Many people have heard of the Red Cross, but they don’t exactly know what it is. They know that the American Red Cross is always asking for money or blood, but many citizens, in America or abroad, don’t know what it’s all about. Since 1905, the American Red Cross has assisted families, countries, people, pets, children, and the elderly during the most frightening moments in their lives.
In a year’s time, The American Red Cross can respond to over 65,000 disasters. House fires, where they’re called upon the most, leave families with no food, shelter, or money. The Red Cross steps in to assist the families by offering them temporary assistance and resources. Besides fires, the American Red Cross assists during the aftermath of tornadoes, hurricanes, tsunamis, floods, winter storms, earthquakes, explosions, or hazardous waste spills.
They provide generators, first aid to pets, organ donations, nursing services, and foster homes. In addition to helping the families of disasters, the Red Cross also gives blood to victims, medications to those who cannot get it, and provides mental health assistance to ones who are in shock, they also give help to emergency workers, contact family members of those involved in the disaster, and later, help the communities rebuild, if necessary.
Although the Red Cross recommends that homes and businesses prepare in advance for such emergencies, such as storing extra food and water, keeping emergency medical supplies on hand, and being aware of terrorist threats, if a disaster does occur, they are often the first ones to arrive.
Upon arrival, they assess the damages, dispatch helpers to look for and assist the injured, begin setting up temporary shelters, arrange for massive amounts of food, clean water, and medical supplies to be carried in, and provide funds and additional services where needed.
They work with the area police, fire department, social workers, and health givers to further provide assistance for victims and their families. In addition to providing immediate relief in disaster areas, the Red Cross is also responsible for collecting half of America’s total blood supply.
It’s not unusual for the Red Cross to stay in an area for a year or more if need be. From initially helping victims get medical services and food, to rebuilding homes, businesses, and townships, the American Red Cross will not leave the area until they are certain that the citizens are in a position to be left on their own. The Red Cross is dedicated, determined, and plays no favorites to color, race, or territory.
Although the American Red Cross was founded in America, they now assist with disaster relief in every area of the world. To accomplish this, the Red Cross relies on volunteers who can donate time, money, equipment, medical supplies, and other goods.
Over a million volunteers offer their services to help the Red Cross restore order, and being a volunteer doesn’t mean you’ll be sent to another country. Volunteers can be managers or advisors, serve on various boards, teach first aid, talk to school kids about what to do in case of an emergency, or help raise money locally. Even children can be volunteers.
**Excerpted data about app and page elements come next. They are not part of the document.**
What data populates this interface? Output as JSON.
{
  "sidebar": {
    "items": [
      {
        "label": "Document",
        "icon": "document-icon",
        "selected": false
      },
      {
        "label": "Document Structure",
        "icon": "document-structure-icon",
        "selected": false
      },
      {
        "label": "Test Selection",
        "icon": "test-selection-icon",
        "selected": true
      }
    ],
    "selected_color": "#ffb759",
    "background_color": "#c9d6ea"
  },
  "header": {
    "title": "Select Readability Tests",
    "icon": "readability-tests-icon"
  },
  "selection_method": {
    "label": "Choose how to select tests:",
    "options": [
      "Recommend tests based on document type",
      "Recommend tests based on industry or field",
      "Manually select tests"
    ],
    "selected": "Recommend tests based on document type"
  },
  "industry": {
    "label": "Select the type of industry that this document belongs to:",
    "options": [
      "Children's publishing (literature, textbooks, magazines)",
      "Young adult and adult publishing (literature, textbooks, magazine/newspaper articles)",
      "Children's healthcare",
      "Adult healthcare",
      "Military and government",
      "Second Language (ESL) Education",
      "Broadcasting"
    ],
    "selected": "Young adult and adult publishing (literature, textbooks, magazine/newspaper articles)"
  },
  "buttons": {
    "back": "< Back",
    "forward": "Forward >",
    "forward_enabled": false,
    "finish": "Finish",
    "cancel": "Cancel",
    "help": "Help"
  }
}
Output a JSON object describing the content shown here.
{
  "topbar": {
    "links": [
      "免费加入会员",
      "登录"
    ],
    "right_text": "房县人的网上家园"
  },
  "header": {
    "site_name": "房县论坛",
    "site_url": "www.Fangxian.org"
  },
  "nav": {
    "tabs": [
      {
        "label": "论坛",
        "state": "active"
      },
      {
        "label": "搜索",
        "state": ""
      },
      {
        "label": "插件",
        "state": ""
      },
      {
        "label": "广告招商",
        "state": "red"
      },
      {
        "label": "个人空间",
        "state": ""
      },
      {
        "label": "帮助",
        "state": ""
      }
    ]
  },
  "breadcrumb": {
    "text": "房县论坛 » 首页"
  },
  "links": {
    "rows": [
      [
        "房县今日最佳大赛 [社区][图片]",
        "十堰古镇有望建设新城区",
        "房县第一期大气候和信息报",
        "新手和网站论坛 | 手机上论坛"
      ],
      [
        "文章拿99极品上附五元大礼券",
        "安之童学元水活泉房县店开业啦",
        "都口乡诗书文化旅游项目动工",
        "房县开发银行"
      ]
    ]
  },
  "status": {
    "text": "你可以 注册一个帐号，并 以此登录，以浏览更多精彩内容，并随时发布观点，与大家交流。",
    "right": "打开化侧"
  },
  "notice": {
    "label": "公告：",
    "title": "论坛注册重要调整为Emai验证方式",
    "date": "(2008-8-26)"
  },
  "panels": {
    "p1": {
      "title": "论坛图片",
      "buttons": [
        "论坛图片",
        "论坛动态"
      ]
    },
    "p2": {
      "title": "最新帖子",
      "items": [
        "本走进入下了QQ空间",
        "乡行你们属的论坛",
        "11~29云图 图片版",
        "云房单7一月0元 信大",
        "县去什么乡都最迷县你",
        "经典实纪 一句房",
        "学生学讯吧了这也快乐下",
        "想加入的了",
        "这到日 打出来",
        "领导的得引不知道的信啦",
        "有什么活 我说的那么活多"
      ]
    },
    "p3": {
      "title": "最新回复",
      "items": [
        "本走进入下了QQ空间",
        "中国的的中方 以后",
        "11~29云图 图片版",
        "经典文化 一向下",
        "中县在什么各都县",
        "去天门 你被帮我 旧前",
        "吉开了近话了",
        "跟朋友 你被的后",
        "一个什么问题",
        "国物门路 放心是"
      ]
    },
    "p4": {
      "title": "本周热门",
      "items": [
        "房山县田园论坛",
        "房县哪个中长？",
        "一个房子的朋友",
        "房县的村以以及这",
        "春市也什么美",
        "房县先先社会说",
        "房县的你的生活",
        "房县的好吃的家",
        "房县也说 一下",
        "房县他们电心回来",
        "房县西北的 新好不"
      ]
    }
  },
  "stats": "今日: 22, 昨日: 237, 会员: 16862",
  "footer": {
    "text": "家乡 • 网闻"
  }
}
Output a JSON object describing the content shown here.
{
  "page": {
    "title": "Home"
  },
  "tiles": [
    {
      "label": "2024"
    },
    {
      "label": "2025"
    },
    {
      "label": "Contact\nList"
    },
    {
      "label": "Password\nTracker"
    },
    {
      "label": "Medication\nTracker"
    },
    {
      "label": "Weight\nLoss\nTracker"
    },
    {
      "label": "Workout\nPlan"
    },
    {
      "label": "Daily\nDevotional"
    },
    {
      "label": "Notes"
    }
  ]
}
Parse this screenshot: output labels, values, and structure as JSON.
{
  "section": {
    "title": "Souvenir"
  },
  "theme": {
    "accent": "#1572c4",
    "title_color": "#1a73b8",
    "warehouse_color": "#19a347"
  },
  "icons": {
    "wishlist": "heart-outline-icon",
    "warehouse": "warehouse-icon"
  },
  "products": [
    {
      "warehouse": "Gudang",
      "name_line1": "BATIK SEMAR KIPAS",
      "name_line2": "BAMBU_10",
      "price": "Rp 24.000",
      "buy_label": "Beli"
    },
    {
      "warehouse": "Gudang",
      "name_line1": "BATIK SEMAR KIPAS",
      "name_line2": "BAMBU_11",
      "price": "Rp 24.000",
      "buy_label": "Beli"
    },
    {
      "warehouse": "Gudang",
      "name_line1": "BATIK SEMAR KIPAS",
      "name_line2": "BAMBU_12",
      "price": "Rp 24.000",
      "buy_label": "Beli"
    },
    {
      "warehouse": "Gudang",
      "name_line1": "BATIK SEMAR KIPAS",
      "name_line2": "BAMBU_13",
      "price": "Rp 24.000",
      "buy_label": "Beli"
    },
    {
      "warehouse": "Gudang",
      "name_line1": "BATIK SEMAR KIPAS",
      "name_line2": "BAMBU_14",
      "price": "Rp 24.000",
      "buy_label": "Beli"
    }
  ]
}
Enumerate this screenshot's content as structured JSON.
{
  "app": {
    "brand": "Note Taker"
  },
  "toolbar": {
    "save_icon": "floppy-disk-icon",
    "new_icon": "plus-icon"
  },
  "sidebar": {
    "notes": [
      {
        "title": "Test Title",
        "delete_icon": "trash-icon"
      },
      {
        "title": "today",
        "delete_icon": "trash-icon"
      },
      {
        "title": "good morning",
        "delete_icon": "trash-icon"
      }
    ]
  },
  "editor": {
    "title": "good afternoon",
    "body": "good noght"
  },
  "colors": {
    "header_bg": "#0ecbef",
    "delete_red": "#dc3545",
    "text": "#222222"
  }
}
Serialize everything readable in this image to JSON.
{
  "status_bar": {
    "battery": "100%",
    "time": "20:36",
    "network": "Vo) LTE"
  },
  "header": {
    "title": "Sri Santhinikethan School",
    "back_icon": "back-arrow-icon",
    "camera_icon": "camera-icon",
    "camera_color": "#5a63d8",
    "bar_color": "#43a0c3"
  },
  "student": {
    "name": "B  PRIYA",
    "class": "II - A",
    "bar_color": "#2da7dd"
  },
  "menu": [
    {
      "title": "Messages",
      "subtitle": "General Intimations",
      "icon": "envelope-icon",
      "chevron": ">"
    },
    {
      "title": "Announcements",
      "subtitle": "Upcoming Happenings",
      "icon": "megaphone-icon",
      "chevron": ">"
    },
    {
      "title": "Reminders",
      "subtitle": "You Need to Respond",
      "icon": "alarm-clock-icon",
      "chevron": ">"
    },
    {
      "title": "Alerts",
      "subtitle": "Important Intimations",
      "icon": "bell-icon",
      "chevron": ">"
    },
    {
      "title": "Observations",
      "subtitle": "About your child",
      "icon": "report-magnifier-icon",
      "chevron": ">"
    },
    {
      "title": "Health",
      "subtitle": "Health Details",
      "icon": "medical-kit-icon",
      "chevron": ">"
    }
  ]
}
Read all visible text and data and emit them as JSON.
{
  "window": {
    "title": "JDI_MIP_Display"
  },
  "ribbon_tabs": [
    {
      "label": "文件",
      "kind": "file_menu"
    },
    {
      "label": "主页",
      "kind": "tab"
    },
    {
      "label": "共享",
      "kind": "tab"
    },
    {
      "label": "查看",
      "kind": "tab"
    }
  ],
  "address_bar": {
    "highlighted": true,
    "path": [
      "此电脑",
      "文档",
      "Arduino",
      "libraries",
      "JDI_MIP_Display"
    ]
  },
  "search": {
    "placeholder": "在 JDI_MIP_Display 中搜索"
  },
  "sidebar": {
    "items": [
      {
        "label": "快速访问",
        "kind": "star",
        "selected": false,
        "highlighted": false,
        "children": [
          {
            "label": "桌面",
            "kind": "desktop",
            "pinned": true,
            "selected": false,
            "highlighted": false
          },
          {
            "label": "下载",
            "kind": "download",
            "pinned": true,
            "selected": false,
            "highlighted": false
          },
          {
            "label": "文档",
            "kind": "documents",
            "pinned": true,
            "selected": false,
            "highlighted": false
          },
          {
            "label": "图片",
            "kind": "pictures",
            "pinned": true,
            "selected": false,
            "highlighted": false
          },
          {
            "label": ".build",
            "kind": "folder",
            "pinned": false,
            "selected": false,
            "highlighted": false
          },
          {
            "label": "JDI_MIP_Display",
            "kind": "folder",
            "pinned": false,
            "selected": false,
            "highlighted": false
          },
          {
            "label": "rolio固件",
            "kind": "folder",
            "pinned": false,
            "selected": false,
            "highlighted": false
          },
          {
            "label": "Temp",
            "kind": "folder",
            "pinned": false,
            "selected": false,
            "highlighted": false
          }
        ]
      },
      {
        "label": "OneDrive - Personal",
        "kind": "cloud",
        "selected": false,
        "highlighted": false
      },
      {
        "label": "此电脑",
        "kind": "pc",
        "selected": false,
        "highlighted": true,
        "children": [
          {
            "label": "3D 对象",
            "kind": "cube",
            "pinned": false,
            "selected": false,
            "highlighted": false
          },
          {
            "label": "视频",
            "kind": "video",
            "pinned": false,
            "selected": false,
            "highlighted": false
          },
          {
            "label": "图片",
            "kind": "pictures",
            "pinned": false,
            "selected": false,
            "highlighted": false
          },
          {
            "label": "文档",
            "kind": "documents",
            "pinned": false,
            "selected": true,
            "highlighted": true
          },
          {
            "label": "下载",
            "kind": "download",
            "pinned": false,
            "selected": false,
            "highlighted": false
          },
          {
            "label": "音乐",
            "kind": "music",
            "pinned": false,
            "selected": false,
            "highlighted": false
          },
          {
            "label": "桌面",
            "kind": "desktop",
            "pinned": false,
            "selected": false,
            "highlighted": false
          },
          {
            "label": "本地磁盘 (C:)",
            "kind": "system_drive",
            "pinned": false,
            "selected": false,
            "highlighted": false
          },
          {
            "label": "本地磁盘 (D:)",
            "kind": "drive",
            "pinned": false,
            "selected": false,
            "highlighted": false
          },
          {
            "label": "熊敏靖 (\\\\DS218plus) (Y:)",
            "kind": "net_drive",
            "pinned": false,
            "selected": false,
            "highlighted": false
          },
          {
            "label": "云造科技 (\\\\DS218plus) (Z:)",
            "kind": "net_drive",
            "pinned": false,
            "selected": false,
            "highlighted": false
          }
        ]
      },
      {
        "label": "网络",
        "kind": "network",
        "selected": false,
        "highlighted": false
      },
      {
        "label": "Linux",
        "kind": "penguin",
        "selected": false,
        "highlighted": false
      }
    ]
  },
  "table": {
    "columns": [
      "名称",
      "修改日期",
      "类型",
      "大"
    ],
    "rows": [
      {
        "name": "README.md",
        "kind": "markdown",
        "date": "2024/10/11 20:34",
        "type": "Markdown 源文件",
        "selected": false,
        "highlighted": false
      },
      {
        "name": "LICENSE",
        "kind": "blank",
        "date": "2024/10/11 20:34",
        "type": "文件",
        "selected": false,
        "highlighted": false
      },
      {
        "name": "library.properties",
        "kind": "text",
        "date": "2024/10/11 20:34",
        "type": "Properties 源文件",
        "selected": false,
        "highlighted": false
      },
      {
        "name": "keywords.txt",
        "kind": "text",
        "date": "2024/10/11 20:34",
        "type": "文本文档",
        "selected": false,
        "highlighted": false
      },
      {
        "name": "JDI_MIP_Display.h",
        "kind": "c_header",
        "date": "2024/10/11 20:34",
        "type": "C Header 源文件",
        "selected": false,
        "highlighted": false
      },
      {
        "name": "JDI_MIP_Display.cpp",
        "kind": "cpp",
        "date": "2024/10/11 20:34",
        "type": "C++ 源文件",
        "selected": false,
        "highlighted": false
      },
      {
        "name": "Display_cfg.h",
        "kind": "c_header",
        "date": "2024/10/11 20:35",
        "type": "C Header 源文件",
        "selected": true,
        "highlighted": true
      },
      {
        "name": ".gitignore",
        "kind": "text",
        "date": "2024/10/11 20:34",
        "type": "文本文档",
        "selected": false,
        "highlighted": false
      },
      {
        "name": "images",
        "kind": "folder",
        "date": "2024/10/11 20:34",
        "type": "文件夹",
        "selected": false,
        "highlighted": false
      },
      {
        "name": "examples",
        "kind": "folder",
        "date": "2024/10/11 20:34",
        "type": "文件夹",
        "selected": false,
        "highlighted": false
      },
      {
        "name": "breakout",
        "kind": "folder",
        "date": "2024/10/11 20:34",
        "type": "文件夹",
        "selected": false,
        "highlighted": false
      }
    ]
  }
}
Kids can start a club at school to encourage others to donate time, money, and blood. Visit the American Red Cross web site or your local chapter to volunteer or to find out more.